§ What the task asks
Each record below is to be output with no change at all.

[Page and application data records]
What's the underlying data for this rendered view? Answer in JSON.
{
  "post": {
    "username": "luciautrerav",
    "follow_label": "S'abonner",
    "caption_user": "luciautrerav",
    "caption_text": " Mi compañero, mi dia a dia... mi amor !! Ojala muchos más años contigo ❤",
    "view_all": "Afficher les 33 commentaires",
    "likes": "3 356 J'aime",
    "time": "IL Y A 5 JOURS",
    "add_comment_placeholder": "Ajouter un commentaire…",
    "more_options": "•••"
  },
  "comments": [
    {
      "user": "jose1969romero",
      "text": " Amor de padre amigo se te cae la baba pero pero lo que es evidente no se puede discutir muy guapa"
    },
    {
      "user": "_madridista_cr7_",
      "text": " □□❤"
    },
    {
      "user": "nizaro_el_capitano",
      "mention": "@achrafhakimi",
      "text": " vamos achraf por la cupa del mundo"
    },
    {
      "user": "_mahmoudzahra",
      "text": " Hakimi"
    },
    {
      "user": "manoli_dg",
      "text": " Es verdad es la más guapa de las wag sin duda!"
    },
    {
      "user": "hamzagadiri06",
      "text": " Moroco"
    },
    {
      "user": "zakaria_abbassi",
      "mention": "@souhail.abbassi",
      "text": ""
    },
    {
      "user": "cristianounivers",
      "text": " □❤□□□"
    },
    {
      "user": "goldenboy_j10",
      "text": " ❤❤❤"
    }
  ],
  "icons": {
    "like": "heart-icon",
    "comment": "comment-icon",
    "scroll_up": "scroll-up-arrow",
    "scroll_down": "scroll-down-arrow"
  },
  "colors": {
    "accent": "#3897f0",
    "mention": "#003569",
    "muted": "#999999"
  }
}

§ Reply
What's the underlying data for this rendered view? Answer in JSON.
{
  "post": {
    "username": "luciautrerav",
    "follow_label": "S'abonner",
    "caption_user": "luciautrerav",
    "caption_text": " Mi compañero, mi dia a dia... mi amor !! Ojala muchos más años contigo ❤",
    "view_all": "Afficher les 33 commentaires",
    "likes": "3 356 J'aime",
    "time": "IL Y A 5 JOURS",
    "add_comment_placeholder": "Ajouter un commentaire…",
    "more_options": "•••"
  },
  "comments": [
    {
      "user": "jose1969romero",
      "text": " Amor de padre amigo se te cae la baba pero pero lo que es evidente no se puede discutir muy guapa"
    },
    {
      "user": "_madridista_cr7_",
      "text": " □□❤"
    },
    {
      "user": "nizaro_el_capitano",
      "mention": "@achrafhakimi",
      "text": " vamos achraf por la cupa del mundo"
    },
    {
      "user": "_mahmoudzahra",
      "text": " Hakimi"
    },
    {
      "user": "manoli_dg",
      "text": " Es verdad es la más guapa de las wag sin duda!"
    },
    {
      "user": "hamzagadiri06",
      "text": " Moroco"
    },
    {
      "user": "zakaria_abbassi",
      "mention": "@souhail.abbassi",
      "text": ""
    },
    {
      "user": "cristianounivers",
      "text": " □❤□□□"
    },
    {
      "user": "goldenboy_j10",
      "text": " ❤❤❤"
    }
  ],
  "icons": {
    "like": "heart-icon",
    "comment": "comment-icon",
    "scroll_up": "scroll-up-arrow",
    "scroll_down": "scroll-down-arrow"
  },
  "colors": {
    "accent": "#3897f0",
    "mention": "#003569",
    "muted": "#999999"
  }
}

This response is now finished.